March 10, Friday of the Second Week of Lent
Genesis 37:3-4, 12-13a, 17b-28a, Matthew 21:33-43, 45-46

Rejection is indeed a demeaning experience. It makes us focus more on our shortcomings and question why we are not good enough. Today, we are called to choose love over hate in the face of rejection as we reflect on the life of Joseph the Dreamer and Jesus Christ Himself.
Joseph was Jacob’s most favored child among his twelve sons. In the First Reading, we revisit the moment when he was sold to the Ishmaelites by his envious brothers for twenty pieces of silver. Many years later, the person they discarded would become their sole chance of surviving the time of severe famine. Joseph set aside his resentment towards his family and saved them all in his capacity as vizier of Egypt. He gave them grain to eat and lands to call home. The brother they rejected ultimately became their source of hope.

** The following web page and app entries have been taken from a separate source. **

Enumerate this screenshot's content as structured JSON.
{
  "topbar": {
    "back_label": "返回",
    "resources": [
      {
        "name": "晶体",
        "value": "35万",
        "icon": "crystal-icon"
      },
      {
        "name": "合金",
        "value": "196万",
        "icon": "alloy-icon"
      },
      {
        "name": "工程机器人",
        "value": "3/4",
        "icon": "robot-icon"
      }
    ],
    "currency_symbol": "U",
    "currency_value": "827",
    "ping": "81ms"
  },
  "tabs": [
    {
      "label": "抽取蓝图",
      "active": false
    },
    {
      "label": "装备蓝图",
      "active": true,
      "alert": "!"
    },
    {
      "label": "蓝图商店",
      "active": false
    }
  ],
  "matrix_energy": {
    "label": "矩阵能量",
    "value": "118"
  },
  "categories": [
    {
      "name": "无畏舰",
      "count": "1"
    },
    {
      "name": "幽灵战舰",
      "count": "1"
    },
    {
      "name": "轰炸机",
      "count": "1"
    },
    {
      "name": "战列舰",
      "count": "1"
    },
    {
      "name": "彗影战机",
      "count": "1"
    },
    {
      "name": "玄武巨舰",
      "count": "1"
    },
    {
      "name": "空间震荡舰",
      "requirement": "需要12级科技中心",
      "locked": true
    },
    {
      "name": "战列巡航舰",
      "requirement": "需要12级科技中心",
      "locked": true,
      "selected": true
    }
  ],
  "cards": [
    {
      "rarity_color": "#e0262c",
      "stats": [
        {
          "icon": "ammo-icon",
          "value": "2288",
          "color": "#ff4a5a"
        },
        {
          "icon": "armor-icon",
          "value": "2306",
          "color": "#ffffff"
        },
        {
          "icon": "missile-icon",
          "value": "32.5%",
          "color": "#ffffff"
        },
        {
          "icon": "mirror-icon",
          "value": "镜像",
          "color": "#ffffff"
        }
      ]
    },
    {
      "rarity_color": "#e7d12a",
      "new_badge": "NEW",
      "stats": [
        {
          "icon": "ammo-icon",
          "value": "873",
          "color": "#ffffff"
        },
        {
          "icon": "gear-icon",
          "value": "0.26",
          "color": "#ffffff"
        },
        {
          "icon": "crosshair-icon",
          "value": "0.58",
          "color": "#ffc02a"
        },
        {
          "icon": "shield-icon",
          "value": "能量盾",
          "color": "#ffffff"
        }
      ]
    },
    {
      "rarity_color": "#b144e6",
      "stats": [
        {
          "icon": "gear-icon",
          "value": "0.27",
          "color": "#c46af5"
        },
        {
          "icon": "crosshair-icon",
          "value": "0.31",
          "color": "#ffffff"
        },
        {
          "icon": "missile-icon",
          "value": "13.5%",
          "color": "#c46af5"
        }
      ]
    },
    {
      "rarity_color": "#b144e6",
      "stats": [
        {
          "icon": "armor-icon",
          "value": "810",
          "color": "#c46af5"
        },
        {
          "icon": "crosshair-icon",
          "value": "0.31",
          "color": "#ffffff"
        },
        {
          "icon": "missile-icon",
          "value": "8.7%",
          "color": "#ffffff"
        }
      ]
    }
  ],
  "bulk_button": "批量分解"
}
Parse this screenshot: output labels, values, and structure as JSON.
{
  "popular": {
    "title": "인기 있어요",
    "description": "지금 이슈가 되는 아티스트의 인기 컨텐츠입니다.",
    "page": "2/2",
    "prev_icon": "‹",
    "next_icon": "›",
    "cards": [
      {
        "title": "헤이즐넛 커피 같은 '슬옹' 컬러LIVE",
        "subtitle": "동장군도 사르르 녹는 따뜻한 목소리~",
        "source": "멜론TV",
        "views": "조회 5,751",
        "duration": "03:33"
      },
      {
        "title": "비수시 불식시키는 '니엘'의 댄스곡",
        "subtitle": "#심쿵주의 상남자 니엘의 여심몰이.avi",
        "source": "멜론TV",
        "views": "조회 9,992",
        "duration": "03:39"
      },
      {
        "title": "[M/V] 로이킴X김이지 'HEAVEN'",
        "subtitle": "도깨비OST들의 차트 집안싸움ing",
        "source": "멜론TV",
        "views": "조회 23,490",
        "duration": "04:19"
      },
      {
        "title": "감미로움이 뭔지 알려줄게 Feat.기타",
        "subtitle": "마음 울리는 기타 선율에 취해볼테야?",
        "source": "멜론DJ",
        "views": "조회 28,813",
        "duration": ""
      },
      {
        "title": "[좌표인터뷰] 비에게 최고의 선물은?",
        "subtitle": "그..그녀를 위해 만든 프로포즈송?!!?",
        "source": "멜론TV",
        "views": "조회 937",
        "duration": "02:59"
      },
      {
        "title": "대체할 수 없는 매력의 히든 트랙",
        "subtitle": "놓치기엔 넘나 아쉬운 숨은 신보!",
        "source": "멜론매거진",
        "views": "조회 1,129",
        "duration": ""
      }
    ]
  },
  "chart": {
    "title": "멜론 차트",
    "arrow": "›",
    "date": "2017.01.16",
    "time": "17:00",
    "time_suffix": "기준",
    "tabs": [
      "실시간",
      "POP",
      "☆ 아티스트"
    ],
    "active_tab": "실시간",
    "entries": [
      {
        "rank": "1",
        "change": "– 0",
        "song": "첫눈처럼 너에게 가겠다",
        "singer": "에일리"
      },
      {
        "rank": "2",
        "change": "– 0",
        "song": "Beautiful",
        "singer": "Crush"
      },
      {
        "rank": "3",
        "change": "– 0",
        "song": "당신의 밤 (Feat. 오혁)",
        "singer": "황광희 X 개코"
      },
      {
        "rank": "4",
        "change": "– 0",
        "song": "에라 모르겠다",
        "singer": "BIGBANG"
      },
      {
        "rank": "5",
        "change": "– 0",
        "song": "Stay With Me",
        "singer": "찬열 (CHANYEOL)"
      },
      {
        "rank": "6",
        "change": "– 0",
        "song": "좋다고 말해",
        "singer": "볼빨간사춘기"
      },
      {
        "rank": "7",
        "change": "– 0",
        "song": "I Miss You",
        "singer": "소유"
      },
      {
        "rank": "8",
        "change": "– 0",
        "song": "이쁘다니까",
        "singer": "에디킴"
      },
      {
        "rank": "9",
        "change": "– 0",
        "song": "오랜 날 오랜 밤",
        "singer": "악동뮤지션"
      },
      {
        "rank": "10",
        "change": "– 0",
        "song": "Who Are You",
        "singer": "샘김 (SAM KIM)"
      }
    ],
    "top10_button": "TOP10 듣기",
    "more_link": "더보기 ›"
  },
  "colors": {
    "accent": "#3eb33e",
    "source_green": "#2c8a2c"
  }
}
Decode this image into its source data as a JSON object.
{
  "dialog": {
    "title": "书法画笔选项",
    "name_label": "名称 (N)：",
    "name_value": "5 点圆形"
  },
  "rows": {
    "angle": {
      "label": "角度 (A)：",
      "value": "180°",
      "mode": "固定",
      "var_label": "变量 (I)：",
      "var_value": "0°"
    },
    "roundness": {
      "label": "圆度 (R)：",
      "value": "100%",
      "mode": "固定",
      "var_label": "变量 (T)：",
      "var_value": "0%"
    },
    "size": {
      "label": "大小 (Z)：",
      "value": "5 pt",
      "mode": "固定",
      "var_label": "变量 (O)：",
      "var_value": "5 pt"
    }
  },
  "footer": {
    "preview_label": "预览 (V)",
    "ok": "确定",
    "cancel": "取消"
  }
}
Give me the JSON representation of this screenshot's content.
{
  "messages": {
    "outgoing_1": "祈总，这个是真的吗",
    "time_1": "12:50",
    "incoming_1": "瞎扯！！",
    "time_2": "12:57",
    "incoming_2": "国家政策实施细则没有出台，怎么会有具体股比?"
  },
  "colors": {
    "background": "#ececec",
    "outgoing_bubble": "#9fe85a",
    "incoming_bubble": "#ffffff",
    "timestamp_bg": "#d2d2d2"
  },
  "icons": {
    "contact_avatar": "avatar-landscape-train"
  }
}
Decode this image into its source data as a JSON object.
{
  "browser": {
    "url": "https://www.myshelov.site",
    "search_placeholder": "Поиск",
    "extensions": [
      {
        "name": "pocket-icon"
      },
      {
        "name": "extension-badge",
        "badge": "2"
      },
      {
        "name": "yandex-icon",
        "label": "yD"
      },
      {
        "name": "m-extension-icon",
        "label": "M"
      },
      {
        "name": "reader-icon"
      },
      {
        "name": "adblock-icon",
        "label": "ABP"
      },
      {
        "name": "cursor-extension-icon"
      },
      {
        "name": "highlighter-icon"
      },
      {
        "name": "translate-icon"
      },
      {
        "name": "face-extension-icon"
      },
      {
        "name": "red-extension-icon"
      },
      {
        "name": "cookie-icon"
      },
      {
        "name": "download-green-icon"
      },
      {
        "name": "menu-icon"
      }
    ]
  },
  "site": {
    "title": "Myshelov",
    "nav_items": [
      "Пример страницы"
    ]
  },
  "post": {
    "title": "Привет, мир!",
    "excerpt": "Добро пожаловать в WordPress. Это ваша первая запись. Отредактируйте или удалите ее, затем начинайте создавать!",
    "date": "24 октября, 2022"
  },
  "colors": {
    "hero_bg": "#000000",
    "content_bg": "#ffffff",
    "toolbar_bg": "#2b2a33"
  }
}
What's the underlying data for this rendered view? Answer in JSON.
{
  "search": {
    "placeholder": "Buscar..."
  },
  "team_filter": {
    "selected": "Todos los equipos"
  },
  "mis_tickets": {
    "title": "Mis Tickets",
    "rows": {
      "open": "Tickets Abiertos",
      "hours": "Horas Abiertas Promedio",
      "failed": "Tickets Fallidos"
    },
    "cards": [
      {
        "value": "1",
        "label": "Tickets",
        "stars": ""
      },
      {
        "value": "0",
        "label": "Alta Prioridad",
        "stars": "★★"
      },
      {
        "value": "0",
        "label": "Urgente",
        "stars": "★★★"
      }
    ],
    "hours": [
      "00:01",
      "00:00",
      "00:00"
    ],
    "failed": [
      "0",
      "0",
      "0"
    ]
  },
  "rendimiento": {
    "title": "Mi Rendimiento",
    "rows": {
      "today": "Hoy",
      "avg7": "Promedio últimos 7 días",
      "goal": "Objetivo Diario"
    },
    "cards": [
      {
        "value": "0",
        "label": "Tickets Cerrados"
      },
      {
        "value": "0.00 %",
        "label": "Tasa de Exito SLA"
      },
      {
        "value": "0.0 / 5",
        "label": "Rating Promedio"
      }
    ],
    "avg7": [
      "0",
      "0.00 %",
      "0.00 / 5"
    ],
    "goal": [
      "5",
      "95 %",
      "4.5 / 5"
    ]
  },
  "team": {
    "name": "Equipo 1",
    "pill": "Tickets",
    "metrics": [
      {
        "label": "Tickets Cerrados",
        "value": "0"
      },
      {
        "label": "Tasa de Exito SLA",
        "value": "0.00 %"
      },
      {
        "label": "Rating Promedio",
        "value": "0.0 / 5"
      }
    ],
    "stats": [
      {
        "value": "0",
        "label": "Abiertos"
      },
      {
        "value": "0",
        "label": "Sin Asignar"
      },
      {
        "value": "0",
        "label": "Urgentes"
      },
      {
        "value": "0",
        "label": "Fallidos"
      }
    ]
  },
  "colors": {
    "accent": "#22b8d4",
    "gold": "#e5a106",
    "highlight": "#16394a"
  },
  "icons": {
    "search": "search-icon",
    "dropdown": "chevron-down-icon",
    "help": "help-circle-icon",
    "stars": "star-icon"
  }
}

In the Gospel, we hear Jesus’ Parable of the Wicked Husbandmen that highlights His Messianic role in the Paschal Mystery. The story parallels how God sent countless prophets to echo His message to Israel, but the people rejected and even murdered them. In the end, the Father sends His beloved Son, only to be rejected as well and suffer the most humiliating death on the cross.
In fact, Jesus’ entire life was full of rejections. When He returned to Nazareth, the people tried to push him off a cliff. When He was arrested at Gethsemane, His apostles went into hiding and one betrayed Him. And even on the night of the First Christmas, Mary and Joseph were refused to be accommodated innkeepers, and the Son of God had to be born in an uncomfortable manger.
After all these hurtful moments, Jesus chose to remain true to the will of God. He repaid rejection with mercy, and His extraordinary gesture of love made Him the cornerstone of our Church and faith. The Lord shows us that there is always a way to get back up whenever people turn us down or push us away. Because there is no better way to counter rejection than breaking our hearts open and loving even more.


Radio Veritas Asia (RVA), a media platform of the Catholic Church, aims to share Christ. RVA started in 1969 as a continental Catholic radio station to serve Asian countries in their respective local language, thus earning the tag “the Voice of Asian Christianity.”  Responding to the emerging context, RVA embraced media platforms to connect with the global Asian audience via its 21 language websites and various social media platforms.